    @ResponseBody
    public Book saveBook(@RequestBody Book book) {
		bookService.saveBook(book);
		return book;
	}
}

JpaConfig.java


package com.springtransaction.config;

import org.springframework.context.annotation.Configuration;
import org.springframework.data.jpa.repository.config.EnableJpaRepositories;

@Configuration
@EnableJpaRepositories(basePackages = "com.springtransaction.repository")
public class JpaConfig {

}

SpringMainExample.java

package com.springtransaction.springtransaction;
import org.hibernate.SessionFactory;
import org.hibernate.jpa.HibernateEntityManagerFactory;
import org.springframework.beans.factory.annotation.Autowired;
import org.springframework.boot.SpringApplication;
import org.springframework.boot.autoconfigure.SpringBootApplication;
import org.springframework.boot.autoconfigure.domain.EntityScan;
import org.springframework.context.ConfigurableApplicationContext;
import org.springframework.context.annotation.Bean;

import com.springtransaction.entity.Book;
import com.springtransaction.service.BookService;

@SpringBootApplication(scanBasePackages={"com.springtransaction"})
@EntityScan("com.springtransaction.*") 
public class SpringMainExample {
	public static void main(final String[] args) {
		final ConfigurableApplicationContext configurableApplicationContext = SpringApplication
				.run(SpringMainExample.class, args);
			
	}
	
}

And finally, we have application.properties

spring.datasource.url=jdbc:oracle:thin:@localhost:1521:XE
spring.datasource.username=SYSTEM
spring.datasource.password=oracle1
spring.datasource.driver-class-name=oracle.jdbc.driver.OracleDriver
 
spring.datasource.testWhileIdle = true
spring.datasource.validationQuery = SELECT 1
 
spring.jpa.show-sql = true
spring.jpa.hibernate.ddl-auto =create
 
spring.jpa.properties.hibernate.dialect = org.hibernate.dialect.Oracle10gDialect
 
server.port = 9091
 

We are good now. Let’s run the application.

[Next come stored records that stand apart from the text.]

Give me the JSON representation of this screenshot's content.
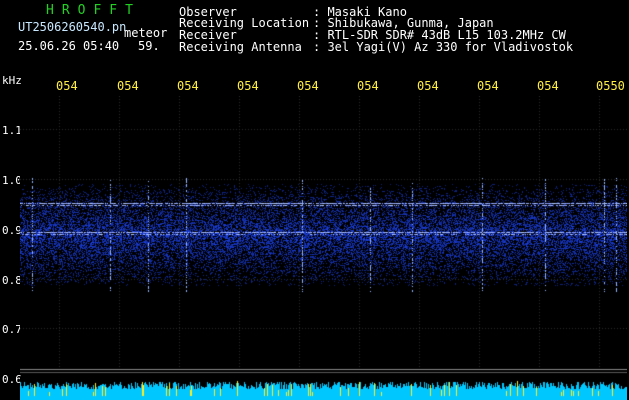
{
  "header": {
    "title": "HROFFT",
    "filename": "UT2506260540.pn",
    "meteor_label": "meteor",
    "datetime": "25.06.26 05:40",
    "count": "59.",
    "observer_label": "Observer",
    "observer_value": ": Masaki Kano",
    "location_label": "Receiving Location",
    "location_value": ": Shibukawa, Gunma, Japan",
    "receiver_label": "Receiver",
    "receiver_value": ": RTL-SDR SDR# 43dB L15 103.2MHz CW",
    "antenna_label": "Receiving Antenna",
    "antenna_value": ": 3el Yagi(V) Az 330 for Vladivostok"
  },
  "axis": {
    "unit": "kHz",
    "khz_labels": [
      "1.1",
      "1.0",
      "0.9",
      "0.8",
      "0.7",
      "0.6"
    ],
    "time_labels": [
      "054",
      "054",
      "054",
      "054",
      "054",
      "054",
      "054",
      "054",
      "054",
      "0550"
    ]
  },
  "colors": {
    "background": "#000000",
    "title": "#22d222",
    "time_label": "#ffee44",
    "band": "#2a46ff",
    "echo_line": "#c8e0ff",
    "bottom_bar": "#00c8ff"
  }
}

Testing of example using postman.

Test from the postman with below request data.


@Transactional readonly true example in spring boot

Let’s check the DB.

@Transactional readonly true example in spring boot

Yes, we have one record in the database since we have mentioned in BookServiceImpl.java @Transactional(readOnly = false), we can perform read/write operation.

Note – Even we write @Transactional only with saveBook() method, it will behave the same because by default we have readOnly = false.

So what will happen if we do something like @Transactional(readOnly = true)? Let’s modify BookServiceImpl.java as below.

package com.springtransaction.serviceimpl;

import org.springframework.beans.factory.annotation.Autowired;
import org.springframework.stereotype.Service;
import org.springframework.transaction.annotation.Isolation;
import org.springframework.transaction.annotation.Propagation;
import org.springframework.transaction.annotation.Transactional;

import com.springtransaction.entity.Book;
import com.springtransaction.repository.BookRepository;
import com.springtransaction.service.BookService;


@Service
public class BookServiceImpl implements BookService {

	@Autowired
	private BookRepository bookRepository;

	@Transactional(readOnly = true)
	public void saveBook(Book book){

		Book book1 = null;
		// save book
		book1 = bookRepository.save(book);
		 
		
	}

}

Let’s rerun the application and test from the postman. We have the same response as earlier but Does any record persist in DB? No there will not any record in DB. Since we are using @Transactional(readOnly = true), means we can perform the read-only operation, we can’t save any record in DB.

Let’s see the DB.

Note – we are using spring.jpa.hibernate.ddl-auto =create. Every time whenever we will rerun the application, we will have a new table.

That’s all about @Transactional readonly true example in spring boot.

Other examples related to Spring Transaction management.

Spring Data JPA Examples.

Spring Transaction Management Docs.